  6. Another ingredient for success is a concept called project leadership (as opposed to project management). A project manager (PM) should actively drive value for their client’s company by focusing on the business goals and ROI while considering the timeline and budget. A good project manager will call out reasons to extend a timeline, invest further in a feature or cut scope to help meet business goals and maximize return on investment.



  7. Recognize the Trust Factor
  8. For agile to work with an agency there must be trust between the agency and the client. When selecting an agency, trust is the number one factor – even more important than price, timeline or process. Without trust, the agency and client won’t be able to properly communicate necessary solutions that will benefit the project. A client should feel comfortable pushing back when something feels awry as well as have the trust to respect their agency’s response to work toward a final outcome together.

  9. Understand the Process
  10. Knowing a little about how agile works will help in identifying possible agency partners that aren’t ready to take on a project. While an agency having no process is a huge red flag, so are groups that claim agile is as simple as “responding on the fly” or “just getting the work done”. Ask questions and find out the exact steps an agency is using with their agile method to ensure they are not leaving out any vital elements.

Want to know more?
These tips aren’t all encompassing, but will certainly go a long way towards ensuring a successful outcome. If you have any additional questions feel free to tweet me @theseattlesuit or email me at brian@coolblueweb.com.
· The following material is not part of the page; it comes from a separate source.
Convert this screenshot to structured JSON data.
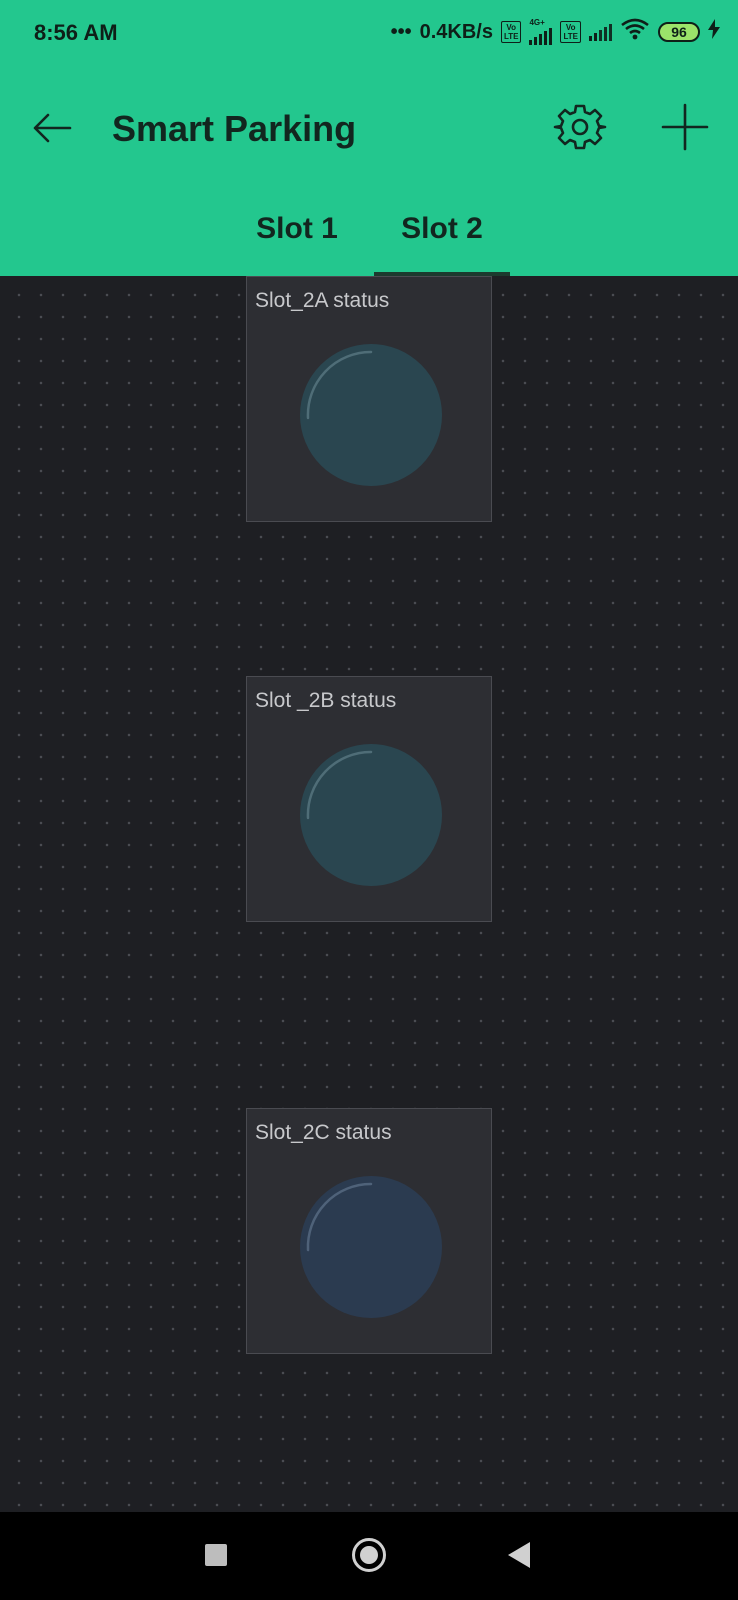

Brian Lange is the Director of Accounts at coolblueweb. He also hosts a weekly podcast, FutureCommerce, looking at the future of digital commerce.